LAHORE: Pakistan is the seventh worst country in terms of access to basic sanitation, as its 42 per cent of the population remains without access to basic sanitation.
A report by WaterAid says 79 million people lack a decent toilet, while 37pc have no system for wastewater disposal, which leads to spread of diseases due to contamination of water and contact with human waste.
The Public Health Engineering Department (PHED), supported by Saaf Sehatmand Pakistan Campaign marked the World Toilet Day in Lahore, where they called attention to these issues.
“Despite the severity of the issue, sanitation remains a low priority area in the country. There is an immediate need to shift focus,” said PHED Secretary Muhammad Khurram Agah.
“One of the SDG targets is to ensure that everyone has access to a safely-managed household toilet by 2030. This makes sanitation central to eradicating extreme poverty,” he said.
The World Toilet Day is about an inspiring action to tackle the global sanitation crisis. In 2013, the UN General Assembly designated Nov 19 as the World Toilet Day. The day is coordinated by the UN-Water in collaboration with governments and partners.
Saaf Sehatmand Pakistan (Clean and Healthy Pakistan), is a five-year large-scale multi-layered national behaviour change campaign on water, sanitation and hygiene (WASH) that seeks to promote healthy living among the people by improving knowledge, attitudes, and practices related to safe drinking water, better sanitation and improved hygiene.
“Diseases spread by waste water and lack of sanitation increase the financial burden on families. This disadvantages the poorest. There is already a vast disparity in the country in terms of rural-urban access to basic sanitation facilities. If not addressed urgently, this will continue to keep many below the poverty line.
“The government takes ownership of the issue and will continue to work towards addressing this,” said Health P&D member Dr Shabana Haider.

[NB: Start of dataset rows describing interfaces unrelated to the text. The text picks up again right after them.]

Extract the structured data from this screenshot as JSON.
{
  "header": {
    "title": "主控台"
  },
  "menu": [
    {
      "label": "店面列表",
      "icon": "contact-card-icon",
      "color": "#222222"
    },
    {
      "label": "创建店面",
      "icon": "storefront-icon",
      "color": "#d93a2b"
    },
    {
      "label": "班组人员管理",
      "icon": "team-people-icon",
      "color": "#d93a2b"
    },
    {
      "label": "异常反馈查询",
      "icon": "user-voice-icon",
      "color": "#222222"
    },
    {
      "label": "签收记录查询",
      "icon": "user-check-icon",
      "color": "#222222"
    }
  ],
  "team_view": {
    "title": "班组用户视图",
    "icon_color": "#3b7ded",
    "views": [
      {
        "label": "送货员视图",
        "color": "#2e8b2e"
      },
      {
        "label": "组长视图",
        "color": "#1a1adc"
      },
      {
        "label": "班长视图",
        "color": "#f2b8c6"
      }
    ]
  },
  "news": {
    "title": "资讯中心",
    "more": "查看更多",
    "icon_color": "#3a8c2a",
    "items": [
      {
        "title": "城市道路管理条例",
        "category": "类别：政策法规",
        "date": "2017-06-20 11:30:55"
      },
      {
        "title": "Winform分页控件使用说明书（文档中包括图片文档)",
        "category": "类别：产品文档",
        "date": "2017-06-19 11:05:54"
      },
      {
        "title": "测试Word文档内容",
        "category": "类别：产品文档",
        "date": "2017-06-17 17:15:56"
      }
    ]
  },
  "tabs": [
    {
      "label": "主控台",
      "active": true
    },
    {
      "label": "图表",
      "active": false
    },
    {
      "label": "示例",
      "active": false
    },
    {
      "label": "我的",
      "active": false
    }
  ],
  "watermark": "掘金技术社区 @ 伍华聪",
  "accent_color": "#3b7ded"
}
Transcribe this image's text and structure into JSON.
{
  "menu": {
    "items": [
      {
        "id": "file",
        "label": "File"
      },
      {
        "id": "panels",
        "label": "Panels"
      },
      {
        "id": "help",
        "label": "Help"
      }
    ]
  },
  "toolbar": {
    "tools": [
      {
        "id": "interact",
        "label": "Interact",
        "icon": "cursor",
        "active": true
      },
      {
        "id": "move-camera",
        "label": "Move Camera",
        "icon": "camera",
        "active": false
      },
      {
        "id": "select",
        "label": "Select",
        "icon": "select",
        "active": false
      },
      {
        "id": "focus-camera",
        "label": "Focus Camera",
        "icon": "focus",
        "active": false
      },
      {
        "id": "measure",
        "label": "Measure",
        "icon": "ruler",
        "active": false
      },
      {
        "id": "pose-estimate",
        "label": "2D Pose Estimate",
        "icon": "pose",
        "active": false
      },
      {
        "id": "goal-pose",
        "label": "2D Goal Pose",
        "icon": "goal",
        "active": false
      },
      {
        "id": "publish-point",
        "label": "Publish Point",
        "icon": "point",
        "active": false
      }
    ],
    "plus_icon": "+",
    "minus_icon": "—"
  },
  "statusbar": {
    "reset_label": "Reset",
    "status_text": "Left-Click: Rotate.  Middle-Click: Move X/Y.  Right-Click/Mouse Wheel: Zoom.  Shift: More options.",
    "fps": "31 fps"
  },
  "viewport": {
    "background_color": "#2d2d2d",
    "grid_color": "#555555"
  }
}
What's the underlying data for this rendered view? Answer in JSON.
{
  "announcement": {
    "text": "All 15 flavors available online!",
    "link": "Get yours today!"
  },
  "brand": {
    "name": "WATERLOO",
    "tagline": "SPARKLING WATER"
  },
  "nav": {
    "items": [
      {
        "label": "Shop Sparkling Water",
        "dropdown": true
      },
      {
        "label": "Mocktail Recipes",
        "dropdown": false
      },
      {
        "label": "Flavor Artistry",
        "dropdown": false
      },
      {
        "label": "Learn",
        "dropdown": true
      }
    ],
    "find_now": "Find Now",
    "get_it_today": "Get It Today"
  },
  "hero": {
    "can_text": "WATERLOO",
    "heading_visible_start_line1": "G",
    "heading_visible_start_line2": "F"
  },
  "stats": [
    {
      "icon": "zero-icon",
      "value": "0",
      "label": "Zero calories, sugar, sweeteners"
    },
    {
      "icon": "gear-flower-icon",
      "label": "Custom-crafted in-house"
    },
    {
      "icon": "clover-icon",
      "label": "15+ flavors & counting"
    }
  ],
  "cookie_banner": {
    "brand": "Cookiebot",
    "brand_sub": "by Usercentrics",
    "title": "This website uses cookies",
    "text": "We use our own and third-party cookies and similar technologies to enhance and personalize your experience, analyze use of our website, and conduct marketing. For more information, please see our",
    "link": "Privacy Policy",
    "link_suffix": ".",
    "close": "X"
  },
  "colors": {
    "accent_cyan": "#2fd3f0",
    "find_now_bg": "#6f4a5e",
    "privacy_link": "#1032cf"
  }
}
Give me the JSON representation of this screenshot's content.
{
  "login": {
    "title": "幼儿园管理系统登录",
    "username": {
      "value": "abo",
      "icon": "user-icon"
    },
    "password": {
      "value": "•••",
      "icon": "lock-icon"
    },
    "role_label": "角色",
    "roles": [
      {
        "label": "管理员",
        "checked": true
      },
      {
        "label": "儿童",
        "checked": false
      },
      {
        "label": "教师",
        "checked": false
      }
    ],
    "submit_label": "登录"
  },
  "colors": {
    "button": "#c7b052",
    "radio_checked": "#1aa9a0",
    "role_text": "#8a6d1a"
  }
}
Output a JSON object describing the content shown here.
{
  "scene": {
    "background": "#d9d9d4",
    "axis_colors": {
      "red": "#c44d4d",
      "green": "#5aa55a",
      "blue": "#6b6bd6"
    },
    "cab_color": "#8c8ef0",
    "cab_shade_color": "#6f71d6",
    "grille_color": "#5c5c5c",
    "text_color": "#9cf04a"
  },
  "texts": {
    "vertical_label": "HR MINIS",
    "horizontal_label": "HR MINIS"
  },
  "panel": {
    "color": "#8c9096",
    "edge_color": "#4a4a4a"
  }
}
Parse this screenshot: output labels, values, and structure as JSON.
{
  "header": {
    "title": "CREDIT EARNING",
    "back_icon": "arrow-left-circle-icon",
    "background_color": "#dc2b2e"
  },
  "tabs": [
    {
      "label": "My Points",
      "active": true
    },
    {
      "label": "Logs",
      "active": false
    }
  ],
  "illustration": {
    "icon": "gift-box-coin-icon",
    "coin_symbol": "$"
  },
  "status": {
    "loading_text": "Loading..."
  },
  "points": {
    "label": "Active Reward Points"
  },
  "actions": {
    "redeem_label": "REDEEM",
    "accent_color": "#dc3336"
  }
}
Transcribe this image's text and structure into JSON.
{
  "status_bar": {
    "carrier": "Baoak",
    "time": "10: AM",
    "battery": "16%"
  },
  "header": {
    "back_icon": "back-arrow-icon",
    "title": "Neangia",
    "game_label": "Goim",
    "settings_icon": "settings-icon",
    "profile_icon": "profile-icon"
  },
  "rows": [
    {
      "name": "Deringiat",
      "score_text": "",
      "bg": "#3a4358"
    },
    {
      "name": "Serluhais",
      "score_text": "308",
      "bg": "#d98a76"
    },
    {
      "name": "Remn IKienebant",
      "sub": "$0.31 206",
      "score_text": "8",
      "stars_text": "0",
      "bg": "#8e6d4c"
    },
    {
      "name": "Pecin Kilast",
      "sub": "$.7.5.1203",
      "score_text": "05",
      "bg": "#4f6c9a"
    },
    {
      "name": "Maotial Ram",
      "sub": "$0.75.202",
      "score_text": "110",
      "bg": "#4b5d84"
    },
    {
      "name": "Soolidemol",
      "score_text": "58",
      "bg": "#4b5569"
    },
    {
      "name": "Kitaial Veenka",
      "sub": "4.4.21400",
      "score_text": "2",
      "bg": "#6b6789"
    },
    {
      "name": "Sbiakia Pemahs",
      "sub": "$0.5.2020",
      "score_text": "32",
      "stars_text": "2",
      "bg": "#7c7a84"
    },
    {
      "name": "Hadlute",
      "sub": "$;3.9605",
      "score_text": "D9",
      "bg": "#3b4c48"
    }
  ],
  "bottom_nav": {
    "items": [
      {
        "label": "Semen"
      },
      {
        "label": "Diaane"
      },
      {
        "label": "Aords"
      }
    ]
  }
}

“Improving funding and allocation of resources is at the heart of solving the sanitation and waste water problems in Pakistan. It is encouraging to see the government’s willingness and promise in this regard but more needs to be done to ensure we are able to achieve the SDG for sanitation and waste water management. Unless appropriate funding is diverted to these areas, long term, sustainable gains cannot be made,”said Siddiq Khan, country director of the WaterAid Pakistan.
“Pakistan’s efforts and commitment to improve sanitation need to be lauded. However, apart from sanitation, waste water disposal and treatment are also key in making progress towards the SDGs. For that to be achieved, we need systems that ensure that human waste is contained, transported, treated and disposed of in a safe and sustainable way, said Dr Haider.
Published in Dawn, November 23rd, 2017